I-Kiribati communities historically valued objects only so long as they were useful, according to Fighting Fibres. So once combat ceased, armor production wound down dramatically. “There are no more wars in Kiribati, between Kiribati warriors,” Ataniberu says. “So, there are hardly any more Kiribati interested in the making of it.” Many families likely felt little compunction about trading pieces away, or even crafting new armor for commercial rather than ritual purposes. Kiribati’s last traditional armor maker created two final sets, each with a te barantauti, in the 1950s. They now reside in the nation’s cultural center, Te Umwanibong.
But over the last four decades, since Kiribati gained its independence from the United Kingdom in 1979, the armor has taken on a new meaning—as a potent symbol of local culture. It features on tourist trinkets, but also stamps and school mascots. “The armor is not just a garment to me,” says Ataniberu. “It is a piece of art, a craft.”
In 2016, the Kiribati-descended artist Chris Chateris, I-Kiribati weaver Kaetaeta Watson, and New Zealand traditional weaver Lizzy Leckie met Ali Clark, then a researcher working with Kiribati artifacts at Cambridge University’s Museum of Archaeology and Anthropology—and later one of the coauthors of Fighting Fibres. Inspired by the trio’s work on Tungaru: The Kiribati Project, an artistic initiative exploring traditional crafts and refracting them through a modern perspective, Clark proposed a project that’d bring armor pieces deracinated and locked away in Western museums back into conversation with modern I-Kiribati culture: The artists would get up close and personal with artifacts in the United Kingdom, New Zealand, and Germany, reverse-engineer how they were made, and then develop a new, modern suit of armor.
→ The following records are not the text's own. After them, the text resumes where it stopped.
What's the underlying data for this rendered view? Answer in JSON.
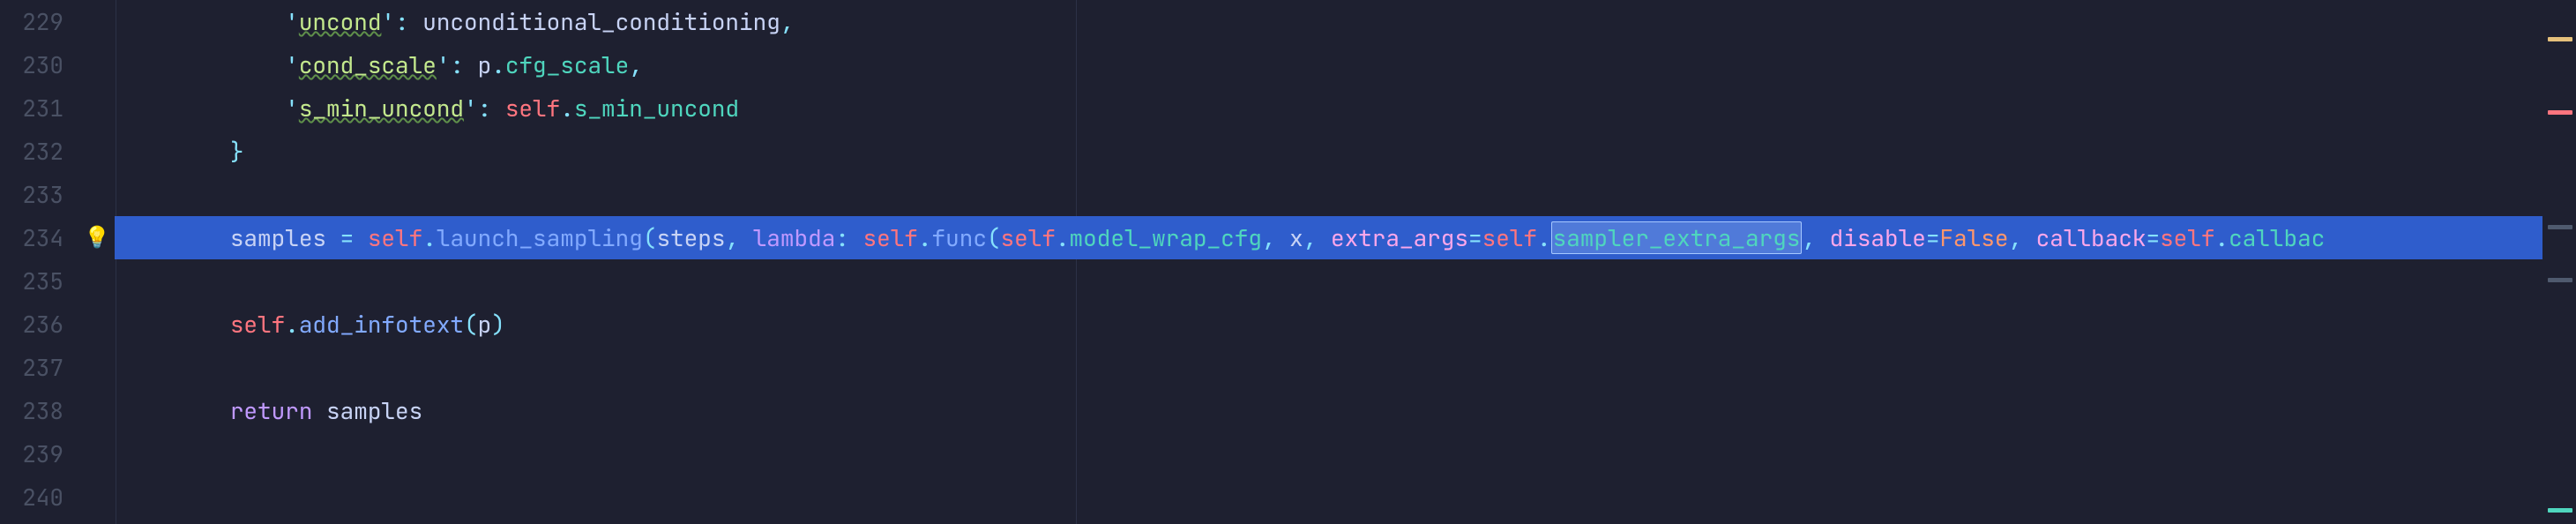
{
  "colors": {
    "background": "#1e2030",
    "highlight_line": "#2f5dcc",
    "gutter_text": "#4a5164",
    "default_text": "#c8d3f5",
    "punctuation": "#86e1fc",
    "string": "#c3e88d",
    "self": "#ff757f",
    "property": "#4fd6be",
    "keyword": "#c099ff",
    "method": "#82aaff",
    "parameter": "#fca7ea",
    "constant": "#ff966c",
    "indent_guide": "#2c3147"
  },
  "gutter": {
    "line_numbers": [
      "229",
      "230",
      "231",
      "232",
      "233",
      "234",
      "235",
      "236",
      "237",
      "238",
      "239",
      "240"
    ]
  },
  "icons": {
    "bulb_row_index": 5,
    "bulb_glyph": "💡"
  },
  "highlight_row_index": 5,
  "selection_box_text": "sampler_extra_args",
  "ruler_col_approx": 120,
  "minimap": {
    "marks": [
      {
        "top_pct": 7,
        "color": "#e5c07b"
      },
      {
        "top_pct": 21,
        "color": "#ff757f"
      },
      {
        "top_pct": 43,
        "color": "#4f5a6e"
      },
      {
        "top_pct": 53,
        "color": "#4f5a6e"
      },
      {
        "top_pct": 97,
        "color": "#4fd6be"
      }
    ]
  },
  "code": {
    "lines": [
      {
        "indent": "            ",
        "tokens": [
          {
            "cls": "punc",
            "t": "'"
          },
          {
            "cls": "squig",
            "t": "uncond"
          },
          {
            "cls": "punc",
            "t": "'"
          },
          {
            "cls": "punc",
            "t": ": "
          },
          {
            "cls": "ident",
            "t": "unconditional_conditioning"
          },
          {
            "cls": "punc",
            "t": ","
          }
        ]
      },
      {
        "indent": "            ",
        "tokens": [
          {
            "cls": "punc",
            "t": "'"
          },
          {
            "cls": "squig",
            "t": "cond_scale"
          },
          {
            "cls": "punc",
            "t": "'"
          },
          {
            "cls": "punc",
            "t": ": "
          },
          {
            "cls": "ident",
            "t": "p"
          },
          {
            "cls": "punc",
            "t": "."
          },
          {
            "cls": "prop",
            "t": "cfg_scale"
          },
          {
            "cls": "punc",
            "t": ","
          }
        ]
      },
      {
        "indent": "            ",
        "tokens": [
          {
            "cls": "punc",
            "t": "'"
          },
          {
            "cls": "squig",
            "t": "s_min_uncond"
          },
          {
            "cls": "punc",
            "t": "'"
          },
          {
            "cls": "punc",
            "t": ": "
          },
          {
            "cls": "self",
            "t": "self"
          },
          {
            "cls": "punc",
            "t": "."
          },
          {
            "cls": "prop",
            "t": "s_min_uncond"
          }
        ]
      },
      {
        "indent": "        ",
        "tokens": [
          {
            "cls": "punc",
            "t": "}"
          }
        ]
      },
      {
        "indent": "",
        "tokens": []
      },
      {
        "indent": "        ",
        "tokens": [
          {
            "cls": "ident",
            "t": "samples "
          },
          {
            "cls": "punc",
            "t": "= "
          },
          {
            "cls": "self",
            "t": "self"
          },
          {
            "cls": "punc",
            "t": "."
          },
          {
            "cls": "meth",
            "t": "launch_sampling"
          },
          {
            "cls": "punc",
            "t": "("
          },
          {
            "cls": "ident",
            "t": "steps"
          },
          {
            "cls": "punc",
            "t": ", "
          },
          {
            "cls": "kw",
            "t": "lambda"
          },
          {
            "cls": "punc",
            "t": ": "
          },
          {
            "cls": "self",
            "t": "self"
          },
          {
            "cls": "punc",
            "t": "."
          },
          {
            "cls": "meth",
            "t": "func"
          },
          {
            "cls": "punc",
            "t": "("
          },
          {
            "cls": "self",
            "t": "self"
          },
          {
            "cls": "punc",
            "t": "."
          },
          {
            "cls": "prop",
            "t": "model_wrap_cfg"
          },
          {
            "cls": "punc",
            "t": ", "
          },
          {
            "cls": "ident",
            "t": "x"
          },
          {
            "cls": "punc",
            "t": ", "
          },
          {
            "cls": "param",
            "t": "extra_args"
          },
          {
            "cls": "punc",
            "t": "="
          },
          {
            "cls": "self",
            "t": "self"
          },
          {
            "cls": "punc",
            "t": "."
          },
          {
            "cls": "prop boxsel",
            "t": "sampler_extra_args"
          },
          {
            "cls": "punc",
            "t": ", "
          },
          {
            "cls": "param",
            "t": "disable"
          },
          {
            "cls": "punc",
            "t": "="
          },
          {
            "cls": "const",
            "t": "False"
          },
          {
            "cls": "punc",
            "t": ", "
          },
          {
            "cls": "param",
            "t": "callback"
          },
          {
            "cls": "punc",
            "t": "="
          },
          {
            "cls": "self",
            "t": "self"
          },
          {
            "cls": "punc",
            "t": "."
          },
          {
            "cls": "prop",
            "t": "callbac"
          }
        ]
      },
      {
        "indent": "",
        "tokens": []
      },
      {
        "indent": "        ",
        "tokens": [
          {
            "cls": "self",
            "t": "self"
          },
          {
            "cls": "punc",
            "t": "."
          },
          {
            "cls": "meth",
            "t": "add_infotext"
          },
          {
            "cls": "punc",
            "t": "("
          },
          {
            "cls": "ident",
            "t": "p"
          },
          {
            "cls": "punc",
            "t": ")"
          }
        ]
      },
      {
        "indent": "",
        "tokens": []
      },
      {
        "indent": "        ",
        "tokens": [
          {
            "cls": "kw",
            "t": "return"
          },
          {
            "cls": "ident",
            "t": " samples"
          }
        ]
      },
      {
        "indent": "",
        "tokens": []
      },
      {
        "indent": "",
        "tokens": []
      }
    ]
  }
}
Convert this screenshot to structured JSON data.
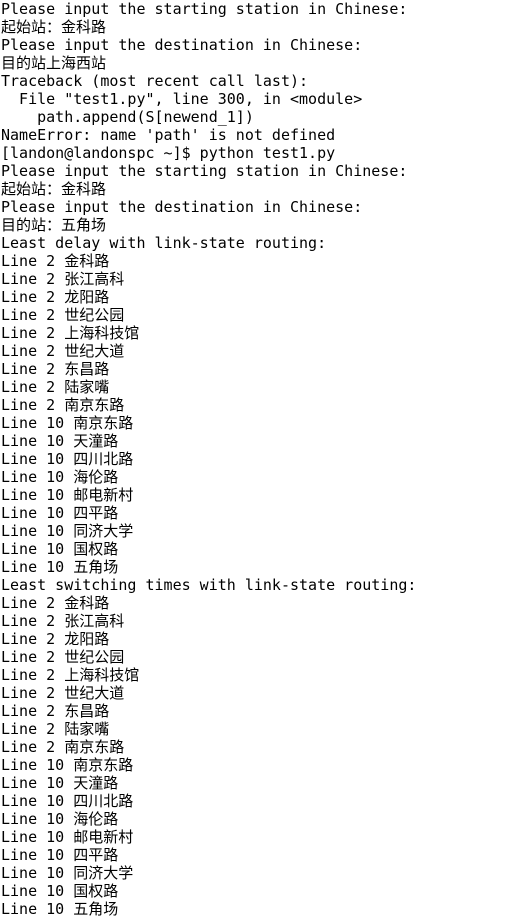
{
  "terminal": {
    "text_color": "#000000",
    "background_color": "#ffffff",
    "lines": [
      "Please input the starting station in Chinese:",
      "起始站：金科路",
      "Please input the destination in Chinese:",
      "目的站上海西站",
      "Traceback (most recent call last):",
      "  File \"test1.py\", line 300, in <module>",
      "    path.append(S[newend_1])",
      "NameError: name 'path' is not defined",
      "[landon@landonspc ~]$ python test1.py",
      "Please input the starting station in Chinese:",
      "起始站：金科路",
      "Please input the destination in Chinese:",
      "目的站：五角场",
      "Least delay with link-state routing:",
      "Line 2 金科路",
      "Line 2 张江高科",
      "Line 2 龙阳路",
      "Line 2 世纪公园",
      "Line 2 上海科技馆",
      "Line 2 世纪大道",
      "Line 2 东昌路",
      "Line 2 陆家嘴",
      "Line 2 南京东路",
      "Line 10 南京东路",
      "Line 10 天潼路",
      "Line 10 四川北路",
      "Line 10 海伦路",
      "Line 10 邮电新村",
      "Line 10 四平路",
      "Line 10 同济大学",
      "Line 10 国权路",
      "Line 10 五角场",
      "Least switching times with link-state routing:",
      "Line 2 金科路",
      "Line 2 张江高科",
      "Line 2 龙阳路",
      "Line 2 世纪公园",
      "Line 2 上海科技馆",
      "Line 2 世纪大道",
      "Line 2 东昌路",
      "Line 2 陆家嘴",
      "Line 2 南京东路",
      "Line 10 南京东路",
      "Line 10 天潼路",
      "Line 10 四川北路",
      "Line 10 海伦路",
      "Line 10 邮电新村",
      "Line 10 四平路",
      "Line 10 同济大学",
      "Line 10 国权路",
      "Line 10 五角场"
    ]
  }
}
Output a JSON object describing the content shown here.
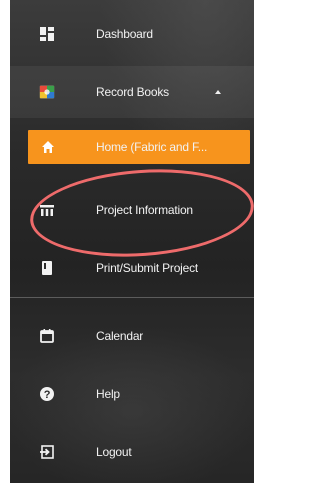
{
  "sidebar": {
    "items": [
      {
        "label": "Dashboard",
        "icon": "dashboard-icon"
      },
      {
        "label": "Record Books",
        "icon": "record-books-icon"
      },
      {
        "label": "Home (Fabric and F...",
        "icon": "home-icon"
      },
      {
        "label": "Project Information",
        "icon": "project-information-icon"
      },
      {
        "label": "Print/Submit Project",
        "icon": "book-icon"
      },
      {
        "label": "Calendar",
        "icon": "calendar-icon"
      },
      {
        "label": "Help",
        "icon": "help-icon"
      },
      {
        "label": "Logout",
        "icon": "logout-icon"
      }
    ]
  },
  "colors": {
    "active_bg": "#f7941d",
    "annotation": "#ee6b6b",
    "text": "#f2f2f2"
  }
}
The result was Kautan Rabakau (Awakening the Knowledge), a panoply that reflects modern Kiribati. Instead of coconut fibers, the artists, alongside Ataniberu and other I-Kiribati artisans, used polyethylene twine from fishing nets and sisal baling twine and manila rope used on local boats. They still made their te barantauti, however, out of a puffer fish, the old-fashioned way.
“Making the armor was like taking part in giving life back to a dying culture,” says Ataniberu. “It is kind of emotional … It makes me think, sometimes, about our long-gone ancestors who used it.
“I feel proud to be part of the resurrection of this art and craft.”
Follow us on Twitter to get the latest on the world's hidden wonders.
Like us on Facebook to get the latest on the world's hidden wonders.Follow us on Twitter Like us on Facebook